Perhaps it’s a little early, but checking your plumbing and drainage now and following a few simple tips now could save a lot of frustration later.
Turning off your central heating in the winter can lead to the system freezing, causing a burst pipe. Ice in the pipes can put them under immense pressure and both metal and plastic pipes can be affected. The most vulnerable to damage are pipes in areas exposed to severe cold, such as outdoor hoses and water supply pipes in unheated areas like the garage, cellar or attic.
Disconnect external hoses and store them before the onset of winter. Also insulate external taps.
Don’t leave garage doors open where there is a water supply pipe that is likely to freeze. Pipes can freeze up in a matter of minutes in severely cold weather.
You could add anti-freeze to the water in the central heating system. Pour anti-freeze into the cistern in accordance with manufacturer’s instructions then drain off enough water to allow it to be drawn into the system. After restoring the water in the cistern to its correct level, turn on the heating for a short while to allow the anti-freeze to mix thoroughly with the water.
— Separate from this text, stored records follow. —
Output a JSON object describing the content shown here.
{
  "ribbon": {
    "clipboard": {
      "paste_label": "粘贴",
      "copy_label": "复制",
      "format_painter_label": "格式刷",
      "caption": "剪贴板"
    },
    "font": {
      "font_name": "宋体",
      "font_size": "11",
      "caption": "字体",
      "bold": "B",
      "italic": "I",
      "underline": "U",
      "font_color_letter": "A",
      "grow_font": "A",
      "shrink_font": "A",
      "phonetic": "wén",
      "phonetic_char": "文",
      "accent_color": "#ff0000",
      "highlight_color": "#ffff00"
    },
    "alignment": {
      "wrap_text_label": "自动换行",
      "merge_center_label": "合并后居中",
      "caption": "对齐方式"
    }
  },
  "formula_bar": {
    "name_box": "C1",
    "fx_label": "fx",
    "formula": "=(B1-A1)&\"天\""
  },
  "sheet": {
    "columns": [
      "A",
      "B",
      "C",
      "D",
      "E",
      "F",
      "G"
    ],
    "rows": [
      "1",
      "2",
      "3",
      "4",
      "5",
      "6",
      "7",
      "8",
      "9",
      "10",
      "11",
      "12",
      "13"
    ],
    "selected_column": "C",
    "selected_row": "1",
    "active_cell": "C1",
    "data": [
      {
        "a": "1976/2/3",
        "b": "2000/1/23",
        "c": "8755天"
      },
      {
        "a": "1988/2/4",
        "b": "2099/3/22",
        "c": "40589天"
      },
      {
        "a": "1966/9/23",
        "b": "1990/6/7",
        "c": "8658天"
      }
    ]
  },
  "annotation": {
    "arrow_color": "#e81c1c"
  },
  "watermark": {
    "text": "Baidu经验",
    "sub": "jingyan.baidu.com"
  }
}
If you suffer regularly from burst pipes invest in some trace heat tape to keep the temperatures of the problem pipes above freezing point. Wrap the tape around the pipe before lagging it. One end will be attached to a special block supplied with the tape, the other to the frost thermostat. As the temperature drops, the thermostat switches on and the tape heats up just enough to prevent the pipes from freezing.
It’s also a good idea to know where your stopcock is. If you are unfortunate to have your pipes freeze then you will need to turn off the water supply to the house. Find the tap which is at the lowest point in the house and turn it on to allow water in the system caused by the thawing ice to drain away. Then find the frozen pipe and gently heat it with a hair dryer to melt the ice. Never use a naked flame to do this.
If you do end up with burst pipes this winter and you need emergency repairs then call a qualified plumber. Drain Doctor technicians are on call 24 hours a day seven days a week and there is no emergency call out charge
Drain Doctor plumbers in the UK do a number of things for charity – but posing for a calendar is not (yet) one of them.
A group of US plumbers is doing so, however, according to the story here. And if you want to see what the calendar looks like, you can get a preview here.
So come on Drain Doctors, don’t be shy. Which of you wants to be Mr January?
Some things are supposed to be flushed down the drain – and some things are not.
Drugs are one of the things that should definitely not go down the drain. They can cause all sorts of environmental problems.
Which is why I was pleased to see this programme in the USA to help prevent the disposal of medicines into the drainage system. Maybe it is something we should consider here in the UK.